        "yves": "node ./path/to/yves/frontend/build"

You can now run your script directly from the terminal console.

npm run yves
# or
yarn run yves



oryx.find(settings, [initial])

Performs a glob search in the provided directories, using the provided patterns and returns all the matching paths as an object {name-path}, or as an array (path array). oryx.find() works in the asynchronous mode and returns a promise.

  • settings {object}:
    • dirs {array[string]}: directories in which to search
    • patterns {array[string]}: glob patterns to apply to the search
    • glob {object} [optional]: glob system configuration (for the available options, click here)
    • description {string} [optional]: text to log in terminal
    • defineName(path) {function} [optional]: define the name in returned {name-path} object
  • initial {object|array}: initial value
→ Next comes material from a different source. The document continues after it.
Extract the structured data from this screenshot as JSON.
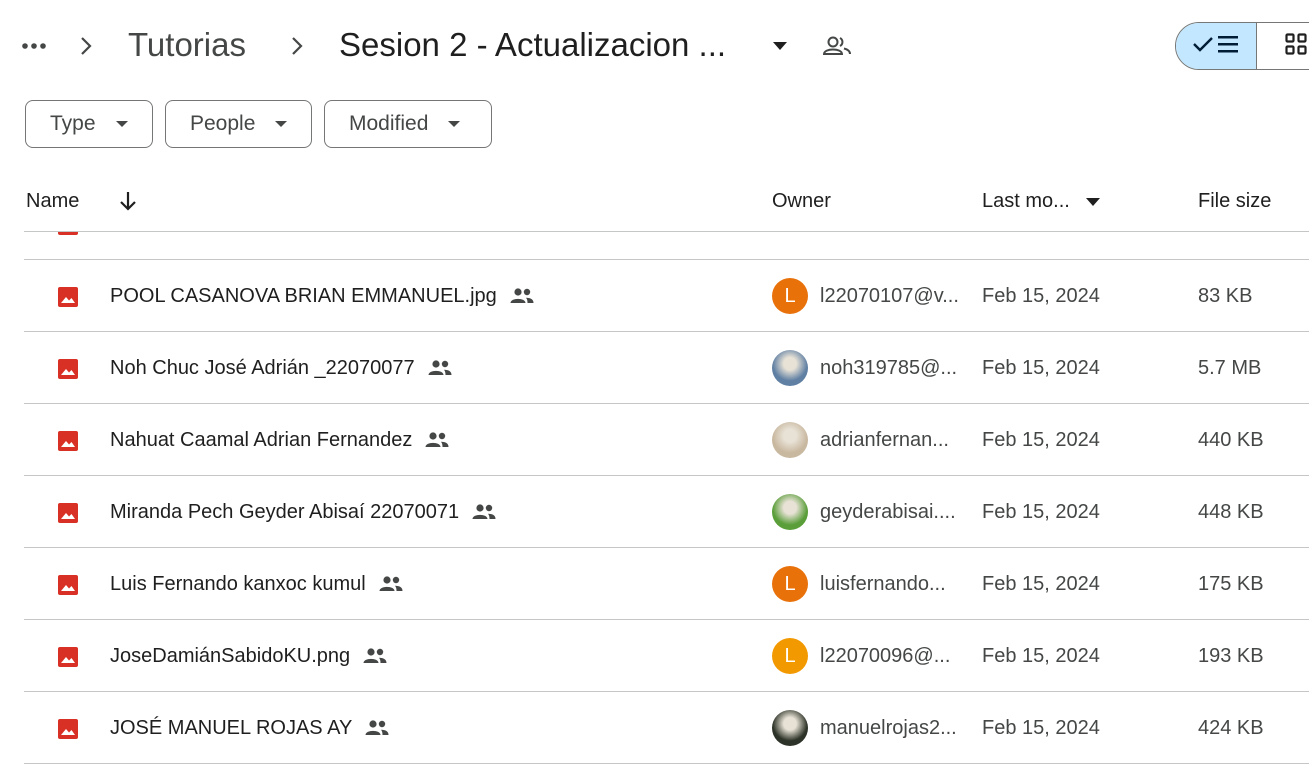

If initial is an object (or undefined, null), the find will return an extended {name-path} object:

  • name: filename (or defineName(path) returned value)
  • path: matching absolute path

If initial is an array, the find function will return an extended array of matching absolute paths. In this case, defineName(path) function won’t be called.

Example: Yves entry default configuration

const entrySettings = {
    dirs: [path.resolve('vendor/spryker')],
    patterns: ['**/Yves/**/*.entry.js'],
    glob: {},
    description: 'looking for entry points...',
    defineName: fullPath => path.basename(fullPath, '.entry.js')


oryx.build(configuration, [callback])

Build the assets using webpack and print a formatted terminal output. This function is just a wrapper for webpack(configuration, callback):

  • configuration {object}: Webpack configuration file
  • callback(error, stats) {function} [optional]: function called once Webpack build task is completed
oryx.build(configuration, (error, stats) => {
    // add youre code here

For more control over the process feel free to use the Webpack one.


oryx.build.loadCompiler(webpack, webpackVersion)

Load the compiler instance used for build.

  • webpack {object}: Webpack instance object
  • webpackVersion {string}: Webpack instance object version number

It is useful to load the compiler when oryx is a dependency in a module where it’s mandatory to execute the build API using the Webpack version specified in that module’s package.json.

const oryx = require('@spryker/oryx');
const webpack = require('webpack');
const webpackVersion = require('webpack/package').version;

oryx.build.loadCompiler(webpack, webpackVersion);

log functions

  • log.info(): print an info message
  • log.task(): print a task message
  • log.step(): print a step message
  • log.done(): print a done message
  • log.error(): print an error message
  • log.debug(): print a debug message

To print debug messages, set process.env.DEBUG variable to true. Assuming you have a yves script in your package.json, you can type in terminal:

DEBUG=true npm run yves
# or
DEBUG=true yarn run yves